“We need to revamp laws governing what and how we tax in order to improve our economic competitiveness, to reduce assessments that create an unlevel playing field for existing Kentucky businesses, and to treat our working families more fairly,” the governor said.
On Jan. 21, he may provide more details when he delivers his budget address. And Beshear said if lawmakers shun tax reform, the 2014-16 budget he will propose that day will still include some restoration of past cuts.
“I am determined to find money to reinvest in education ... even if I have to make harmful cuts in other areas to do so,” Beshear said.
He also said he will ask legislators “to place a constitutional amendment on the ballot related to expanded gaming. There’s no reason to deny the people of Kentucky an opportunity to vote — up or down — on this issue.”
Beshear said Kentuckians want to vote on the amendment, “and we should let them decide whether to continue allowing Kentucky tax money to flow across our borders or to keep it here at home.“
He also spoke about health care, saying “Kentucky ranks among the worst, if not the worst, in every major health category from smoking to cancer deaths, preventable hospitalizations, cardiovascular and cardiac heart disease and diabetes.”
He said those rankings are “why I seized the historic opportunity created by the federal government to address Kentucky’s poor health in a transformative way. We expanded Medicaid and, to link Kentuckians to private insurance, created a state-based health benefits exchange.”
Beshear said he also will push a statewide “smoke-free” law and a measure to ban the sale of e-cigarettes to minors.

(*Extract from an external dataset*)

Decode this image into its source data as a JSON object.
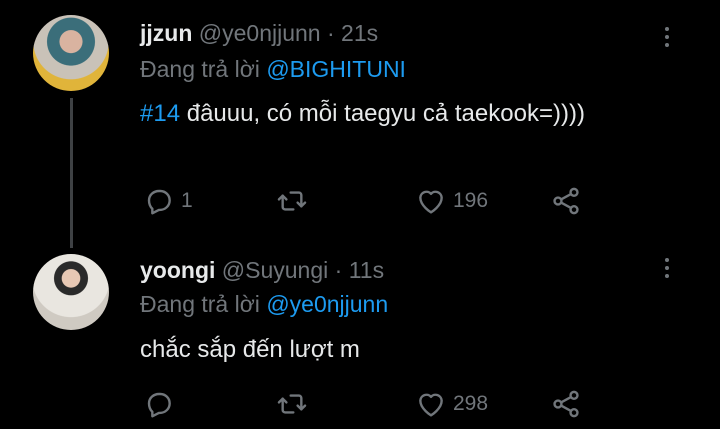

And he said in the next few weeks he will “unveil a new initiative that will intensify our efforts,” including goals and strategies to cut Kentucky’s smoking rate 10 percent by 2018.